No safe amount of lead in drinking water for patients with kidney disease, finds study
The findings suggest that for patients with poor kidney function, there is no safe amount of lead in drinking water.
Even low levels of lead contamination found in the majority of drinking water systems in the United States may have toxic effects for those with chronic kidney disease.
USA: Even low levels of lead in drinking water are detrimental for people with kidney disease, show results from a first nationwide analysis linking EPA (Environment Protection Agency) water supply records to patient data.
According to the study, published in the Journal of American Society of Nephrology (JASN), even EPA permissible lead levels in drinking water is associated with higher erythropoietin stimulating agent (ESA) use and lower hemoglobin levels among people with advanced kidney disease.
Despite advances in reducing the amount of lead in drinking water, low levels of contamination remain widespread throughout the United States. This may be especially dangerous for the 30-40 million Americans living with chronic kidney disease, who have heightened susceptibility to the toxic effects of lead.
To examine the effects of low levels of lead contamination on individuals with advanced kidney disease, investigators analyzed health information for 597,968 patients initiating dialysis in the United States between 2005 and 2017. The team also assessed lead concentrations in community water systems in the 5-year period prior to dialysis initiation, relying on city-level data from the Environmental Protection Agency's Safe Drinking Water Information System.

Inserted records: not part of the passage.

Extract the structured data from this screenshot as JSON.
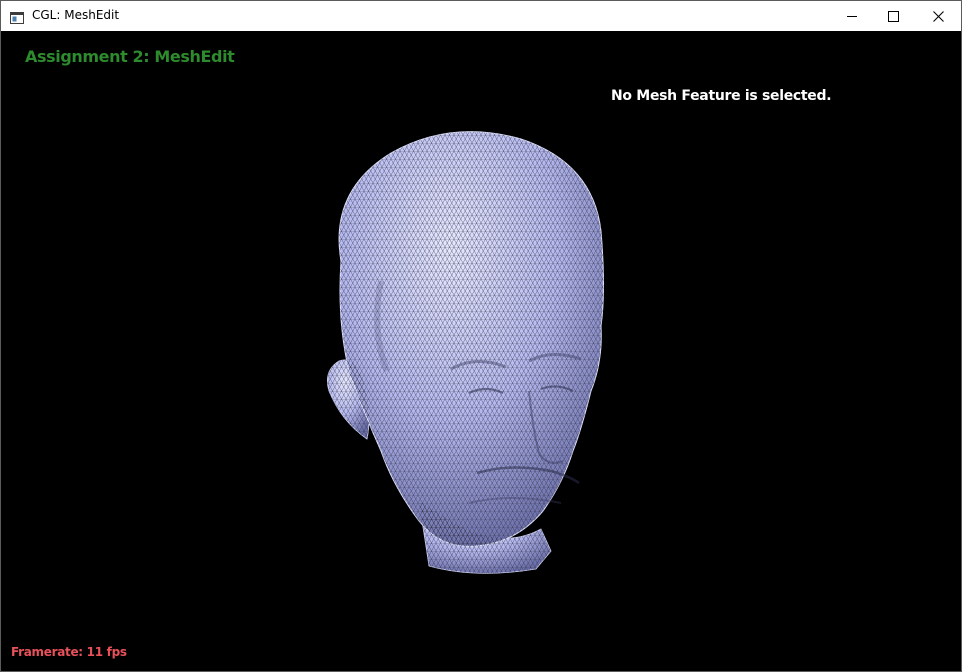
{
  "window": {
    "title": "CGL: MeshEdit",
    "app_icon": "application-window-icon",
    "controls": {
      "minimize_icon": "minimize-icon",
      "maximize_icon": "maximize-icon",
      "close_icon": "close-icon"
    }
  },
  "viewer": {
    "heading": "Assignment 2: MeshEdit",
    "selection_status": "No Mesh Feature is selected.",
    "framerate_label": "Framerate:",
    "framerate_value": "11 fps",
    "mesh": "head-mesh"
  },
  "colors": {
    "background": "#000000",
    "heading": "#2d8a2d",
    "status_text": "#ffffff",
    "framerate": "#e8515a",
    "mesh_fill": "#b4b8ee",
    "mesh_wire": "#2a2a3a"
  }
}
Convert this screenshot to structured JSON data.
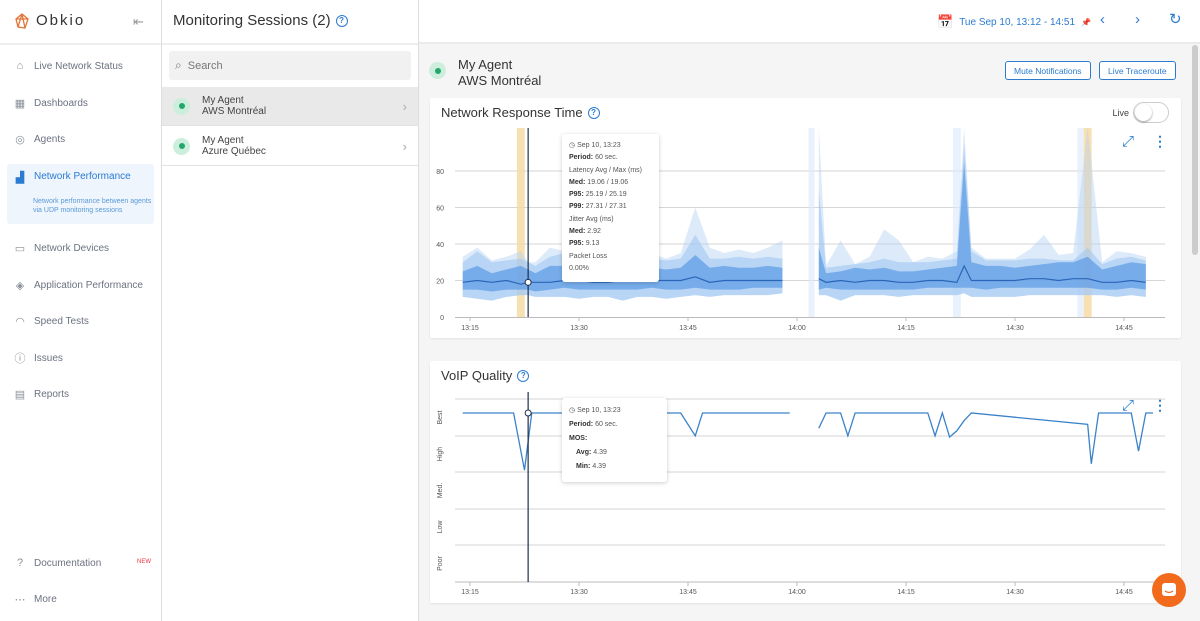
{
  "app": {
    "name": "Obkio"
  },
  "sidebar": {
    "items": [
      {
        "label": "Live Network Status",
        "icon": "home-icon"
      },
      {
        "label": "Dashboards",
        "icon": "dashboard-icon"
      },
      {
        "label": "Agents",
        "icon": "agents-icon"
      },
      {
        "label": "Network Performance",
        "icon": "bar-chart-icon",
        "description": "Network performance between agents via UDP monitoring sessions"
      },
      {
        "label": "Network Devices",
        "icon": "router-icon"
      },
      {
        "label": "Application Performance",
        "icon": "layers-icon"
      },
      {
        "label": "Speed Tests",
        "icon": "gauge-icon"
      },
      {
        "label": "Issues",
        "icon": "alert-icon"
      },
      {
        "label": "Reports",
        "icon": "report-icon"
      }
    ],
    "documentation": "Documentation",
    "new_badge": "NEW",
    "more": "More"
  },
  "sessions": {
    "title": "Monitoring Sessions (2)",
    "search_placeholder": "Search",
    "items": [
      {
        "agent": "My Agent",
        "target": "AWS Montréal",
        "selected": true
      },
      {
        "agent": "My Agent",
        "target": "Azure Québec",
        "selected": false
      }
    ]
  },
  "header": {
    "date_range": "Tue Sep 10, 13:12 - 14:51"
  },
  "agent": {
    "name": "My Agent",
    "target": "AWS Montréal",
    "mute_label": "Mute Notifications",
    "traceroute_label": "Live Traceroute"
  },
  "colors": {
    "accent": "#2b7bd1",
    "status_ok": "#22a86a",
    "incident": "#f5d9a0",
    "chat": "#f26b1d"
  },
  "response_chart": {
    "title": "Network Response Time",
    "live_label": "Live",
    "live_on": false,
    "tooltip": {
      "time": "Sep 10, 13:23",
      "period_label": "Period:",
      "period": "60 sec.",
      "latency_title": "Latency Avg / Max (ms)",
      "med_label": "Med:",
      "med": "19.06 / 19.06",
      "p95_label": "P95:",
      "p95": "25.19 / 25.19",
      "p99_label": "P99:",
      "p99": "27.31 / 27.31",
      "jitter_title": "Jitter Avg (ms)",
      "jmed_label": "Med:",
      "jmed": "2.92",
      "jp95_label": "P95:",
      "jp95": "9.13",
      "loss_title": "Packet Loss",
      "loss": "0.00%"
    }
  },
  "voip_chart": {
    "title": "VoIP Quality",
    "tooltip": {
      "time": "Sep 10, 13:23",
      "period_label": "Period:",
      "period": "60 sec.",
      "mos_label": "MOS:",
      "avg_label": "Avg:",
      "avg": "4.39",
      "min_label": "Min:",
      "min": "4.39"
    }
  },
  "chart_data": [
    {
      "type": "area",
      "title": "Network Response Time",
      "ylim": [
        0,
        100
      ],
      "yticks": [
        0,
        20,
        40,
        60,
        80
      ],
      "xticks": [
        "13:15",
        "13:30",
        "13:45",
        "14:00",
        "14:15",
        "14:30",
        "14:45"
      ],
      "cursor": "13:23",
      "incidents": [
        "13:22",
        "14:40"
      ],
      "segments": [
        {
          "x": [
            "13:14",
            "13:16",
            "13:18",
            "13:20",
            "13:22",
            "13:23",
            "13:24",
            "13:26",
            "13:28",
            "13:30",
            "13:32",
            "13:34",
            "13:36",
            "13:38",
            "13:40",
            "13:42",
            "13:44",
            "13:46",
            "13:48",
            "13:50",
            "13:52",
            "13:54",
            "13:56",
            "13:58"
          ],
          "median": [
            19,
            20,
            19,
            20,
            18,
            19,
            19,
            19,
            20,
            20,
            19,
            19,
            20,
            20,
            20,
            20,
            20,
            22,
            19,
            20,
            20,
            20,
            20,
            20
          ],
          "inner_lo": [
            15,
            15,
            14,
            15,
            15,
            15,
            14,
            15,
            16,
            15,
            15,
            15,
            15,
            15,
            16,
            15,
            15,
            16,
            15,
            15,
            15,
            16,
            16,
            16
          ],
          "inner_hi": [
            25,
            28,
            24,
            26,
            28,
            26,
            24,
            28,
            28,
            27,
            27,
            27,
            26,
            27,
            27,
            26,
            27,
            34,
            27,
            28,
            27,
            27,
            28,
            27
          ],
          "outer_lo": [
            11,
            10,
            9,
            11,
            12,
            12,
            11,
            11,
            11,
            10,
            11,
            11,
            9,
            11,
            11,
            10,
            11,
            12,
            11,
            12,
            12,
            12,
            12,
            13
          ],
          "outer_hi": [
            30,
            36,
            30,
            31,
            32,
            30,
            28,
            33,
            35,
            32,
            33,
            32,
            30,
            33,
            32,
            31,
            32,
            45,
            32,
            32,
            33,
            32,
            33,
            32
          ],
          "max": [
            33,
            38,
            31,
            33,
            36,
            30,
            30,
            38,
            36,
            34,
            35,
            34,
            33,
            34,
            35,
            32,
            35,
            60,
            38,
            35,
            37,
            35,
            38,
            42
          ]
        },
        {
          "x": [
            "14:03",
            "14:04",
            "14:06",
            "14:08",
            "14:10",
            "14:12",
            "14:14",
            "14:16",
            "14:18",
            "14:20",
            "14:22",
            "14:23",
            "14:24",
            "14:26",
            "14:28",
            "14:30",
            "14:32",
            "14:34",
            "14:36",
            "14:38",
            "14:40",
            "14:42",
            "14:44",
            "14:46",
            "14:48"
          ],
          "median": [
            21,
            19,
            20,
            19,
            20,
            20,
            19,
            19,
            20,
            20,
            19,
            28,
            20,
            20,
            20,
            20,
            21,
            21,
            20,
            21,
            21,
            19,
            19,
            20,
            19
          ],
          "inner_lo": [
            15,
            16,
            15,
            15,
            15,
            15,
            15,
            15,
            16,
            16,
            16,
            16,
            16,
            15,
            16,
            16,
            16,
            16,
            16,
            16,
            16,
            15,
            15,
            16,
            15
          ],
          "inner_hi": [
            38,
            24,
            25,
            27,
            26,
            27,
            25,
            25,
            26,
            27,
            28,
            85,
            30,
            28,
            28,
            27,
            28,
            29,
            30,
            30,
            33,
            26,
            28,
            30,
            29
          ],
          "outer_lo": [
            12,
            12,
            9,
            12,
            12,
            12,
            11,
            12,
            12,
            12,
            12,
            13,
            11,
            11,
            11,
            11,
            12,
            12,
            12,
            12,
            12,
            12,
            11,
            12,
            11
          ],
          "outer_hi": [
            70,
            27,
            28,
            29,
            30,
            32,
            30,
            30,
            30,
            31,
            32,
            95,
            36,
            31,
            31,
            31,
            32,
            32,
            31,
            31,
            38,
            29,
            32,
            33,
            31
          ],
          "max": [
            110,
            28,
            42,
            29,
            33,
            48,
            42,
            30,
            33,
            32,
            36,
            110,
            38,
            32,
            32,
            32,
            37,
            45,
            34,
            35,
            110,
            30,
            36,
            35,
            33
          ]
        }
      ]
    },
    {
      "type": "line",
      "title": "VoIP Quality",
      "ylabels": [
        "Best",
        "High",
        "Med.",
        "Low",
        "Poor"
      ],
      "xticks": [
        "13:15",
        "13:30",
        "13:45",
        "14:00",
        "14:15",
        "14:30",
        "14:45"
      ],
      "cursor": "13:23",
      "segments": [
        {
          "x": [
            "13:14",
            "13:21",
            "13:22.5",
            "13:23.5",
            "13:44",
            "13:46",
            "13:47",
            "13:59"
          ],
          "mos": [
            4.39,
            4.39,
            3.94,
            4.39,
            4.39,
            4.21,
            4.39,
            4.39
          ]
        },
        {
          "x": [
            "14:03",
            "14:04",
            "14:06",
            "14:07",
            "14:08",
            "14:18",
            "14:19",
            "14:20",
            "14:21",
            "14:22",
            "14:23",
            "14:24",
            "14:40",
            "14:40.5",
            "14:41.5",
            "14:44",
            "14:46",
            "14:47",
            "14:48",
            "14:49"
          ],
          "mos": [
            4.27,
            4.39,
            4.39,
            4.21,
            4.39,
            4.39,
            4.21,
            4.39,
            4.2,
            4.25,
            4.33,
            4.39,
            4.3,
            3.99,
            4.39,
            4.39,
            4.39,
            4.09,
            4.39,
            4.39
          ]
        }
      ]
    }
  ]
}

The investigators focused on the potential effects of lead on levels of hemoglobin, the oxygen-carrying protein in red blood cells known to be affected by lead poisoning.
Individuals living in cities with detectable levels of lead in their community's water had significantly lower hemoglobin concentrations before starting dialysis and during the first month of dialysis therapy. They also were prescribed higher doses of medications to treat anemia, which occurs when red blood cell counts or hemoglobin levels are lower than normal. These associations were observed at lead levels below the Environmental Protection Agency's threshold (0.015 mg/L) that mandates regulatory action.
The findings suggest that for patients with poor kidney function, there is no safe amount of lead in drinking water. "While drinking water may seem uniformly healthy, low levels of lead contamination found in the majority of drinking water systems in the United States may have toxic effects for those with chronic kidney disease," said lead author John Danziger, MD, MPhil, of Beth Israel Deaconess Medical Center. "More rigorous efforts to improve the water system infrastructure may be needed to protect individuals from unrecognized hazard."
Importantly, the study also revealed concerning inequities, with higher water lead levels observed for Black compared with white patients. "Combined with the increased susceptibility to kidney disease among Blacks, this represents an important environmental injustice," said Dr. Danziger.
The study titled, "Associations of Community Water Lead Concentrations with Hemoglobin Concentrations and Erythropoietin-Stimulating Agent Use among Patients with Advanced CKD," is published in the Journal of American Society of Nephrology.